Mumps on the rise in county

LOS ANGELES - Amid an increasing number of mumps cases reported in Los Angeles County, the Department of Public Health on Wednesday urged residents to be alert for any sign of the disease in their community and to take steps to protect themselves."At least nine cases of mumps have already been reported in Los Angeles County this year, six of which have been confirmed," said Jonathan Fielding, MD, director of public health for Los Angeles County. "By comparison, seven cases were confirmed countywide in all of 2009, seven in 2008 and five in 2007." Four of the confirmed cases have occurred in the past two months and may be related to the multi-state mumps outbreak affecting the Hasidic Jewish population that was first seen in the country on the East Coast. Specifically, cases of mumps have been detected in congregate settings such as schools, colleges and community centers. Mumps is a viral illness that is transmitted by coughing and sneezing. Symptoms begin 12 to 25 days after exposure, and include swelling of salivary glands, fever and inflammation of the testes in teenage and adult males. Up to 20 percent of infected individuals may be asymptomatic, health officials said.

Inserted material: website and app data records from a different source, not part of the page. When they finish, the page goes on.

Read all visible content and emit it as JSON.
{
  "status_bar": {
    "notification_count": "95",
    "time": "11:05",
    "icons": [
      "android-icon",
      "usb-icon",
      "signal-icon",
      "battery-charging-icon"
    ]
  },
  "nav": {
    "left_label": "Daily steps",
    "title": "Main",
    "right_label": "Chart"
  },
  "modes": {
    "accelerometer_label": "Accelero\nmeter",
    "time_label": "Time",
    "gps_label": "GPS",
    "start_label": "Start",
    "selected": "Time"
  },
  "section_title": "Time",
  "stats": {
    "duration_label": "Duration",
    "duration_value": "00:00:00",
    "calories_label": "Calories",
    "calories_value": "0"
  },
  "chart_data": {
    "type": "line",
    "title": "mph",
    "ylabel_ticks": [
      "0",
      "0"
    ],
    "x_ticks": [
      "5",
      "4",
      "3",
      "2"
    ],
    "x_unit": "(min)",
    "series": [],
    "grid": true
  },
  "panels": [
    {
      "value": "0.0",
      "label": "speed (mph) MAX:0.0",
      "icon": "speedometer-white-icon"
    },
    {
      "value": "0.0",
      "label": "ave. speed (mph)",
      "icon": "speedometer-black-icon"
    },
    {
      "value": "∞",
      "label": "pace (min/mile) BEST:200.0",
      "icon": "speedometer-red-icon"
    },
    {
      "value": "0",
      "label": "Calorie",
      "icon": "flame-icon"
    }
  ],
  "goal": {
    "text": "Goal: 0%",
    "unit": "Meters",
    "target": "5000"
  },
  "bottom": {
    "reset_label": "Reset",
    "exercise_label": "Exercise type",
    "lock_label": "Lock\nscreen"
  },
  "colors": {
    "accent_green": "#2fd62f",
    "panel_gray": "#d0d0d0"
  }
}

Symptoms tend to decrease after one week and usually go away after 10 days, but in some cases the illness can cause severe symptoms that include inflammation of the testicles, meningitis and encephalitis. "The best protection against the mumps is to make sure that you receive the measles-mumps-rubella vaccination," Fielding said. "If you develop mumps symptoms, avoid congregate settings where you could spread the disease to others, and contact your doctor immediately." For more information, contact the county's Health Line by dialing 211.

********** Published: May 14, 2010 - Volume 9 - Issue 4